Old houses are seen as being a real problem with regards to carbon emissions. Their walls are seen as being really inefficient and difficult to treat. When we use computer programmes to calculate how efficient our homes are we use something called rdSAP (this is Reduced Data Standard Assessment Procedure). With this a U value figure of 2.1 is used. U values are a measure of how thermally efficient a building element is. The lower the U value the better the insulation of the element. New housing is commonly built with a designed U value of 0.3 in the walls. So 2.1 looks really bad. However, research has recently shown that most solid walls actually have a U value of between 0.7 and 1.6, so a lot better than we give them credit for.
Nevertheless, with the need for carbon reduction, we do need to improve the efficiency of this type of housing stock (the old terraces, country cottages, barns etc.) So how best to do this?
Before we can start to look at options we need to understand how walls work and this involves looking at how they were made and what they were made of. For more info on this look at the blog below South Wales’ VictorianTerraces – Home, House or Castle?
So given that we need to preserve breathability what can we use?
There are a number of options here, assuming that your house still has its breathability in tact. If you have cement render on the outside that is trapping in moisture, just by removing this and allowing the walls to dry out you will see a 30% improvement in the thermal performance of your walls (approx.)
The main options you have are based on where you can insulate. Insulation can be placed on the outside or the inside. Ideally you will look at external solutions. This keeps the thermal mass on the inside and also reduces any risk of frost damage to the outside (insulating on the inner walls reduces heat flow and can cause frost to come further into the walls).
External insulation options are:

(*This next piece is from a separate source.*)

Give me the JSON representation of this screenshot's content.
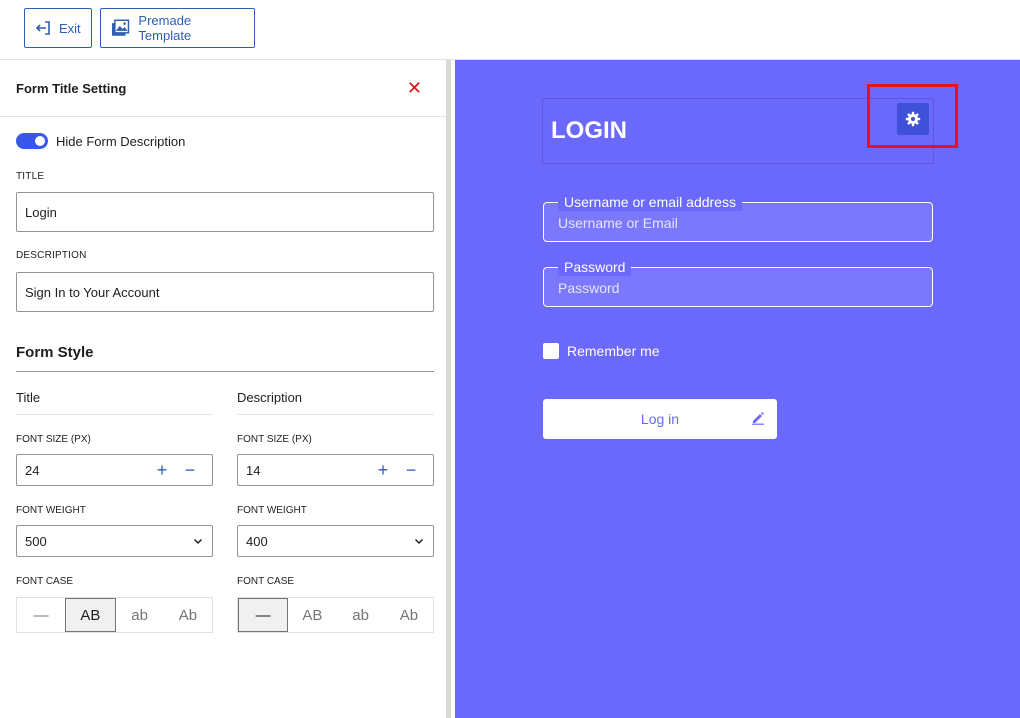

Woodfibre boards (these are wood boards that are mechanically attached to the wall and then rendered over or overclad with timber / brick slips). Remember that you will need to use a breathable render and paint on the finish. For more info visit some of the suppliers websites. Eco Home Centre can access the best (and oddly the cheapest) system if required.
Lime render with added insulating aggregate. This can be vermiculite, perlite, hemp or just a stone dust. All of these are natural insulants and allow moisture to pass through. They can be applied in varying depths, but should be blown onto a wall rather than troweled. A specialist contractor should be employed for this. Eco Home Centre would recommend Welsh Lime Works or Vale Lime.
Internal insulation options are:
Insowall insulating render / plaster. This is a modern, but breathable, product based on lime and nano-technology insulating material that replaces render. So this is great where space is at a premium. It can be put on up to 40mm thick and will improve the insulation value around 70%. I have used this at home and been impressed by it. However read the instructions on the bag, as some conventional plasterers will try and use it like normal plaster. Can take a clay or lime finishing top coat.
Hemp render / plaster. This is a lime plaster with hemp as an aggregate. A good insulator, but needs to be put on quite thickly to get good values.
Sheeps wool or wood fibre insulation blocks. These are similar to the external renders, but designed for internal use. Mechanically attached to the wall and then rendered over.
Studding out the wall with timber and infilling with a natural insulation material like recycled celloluse, sheep’s wool, hemp or flax. Remember here to use a wood wool board to provide your internal finish for plastering.
PLEASE, please, remember NOT to use conventional dry walling products like insulating plasterboards, phenolic boards etc. These are not breathable and can cause no end of damage to the walls by trapping in moisture and hiding any damp and mould.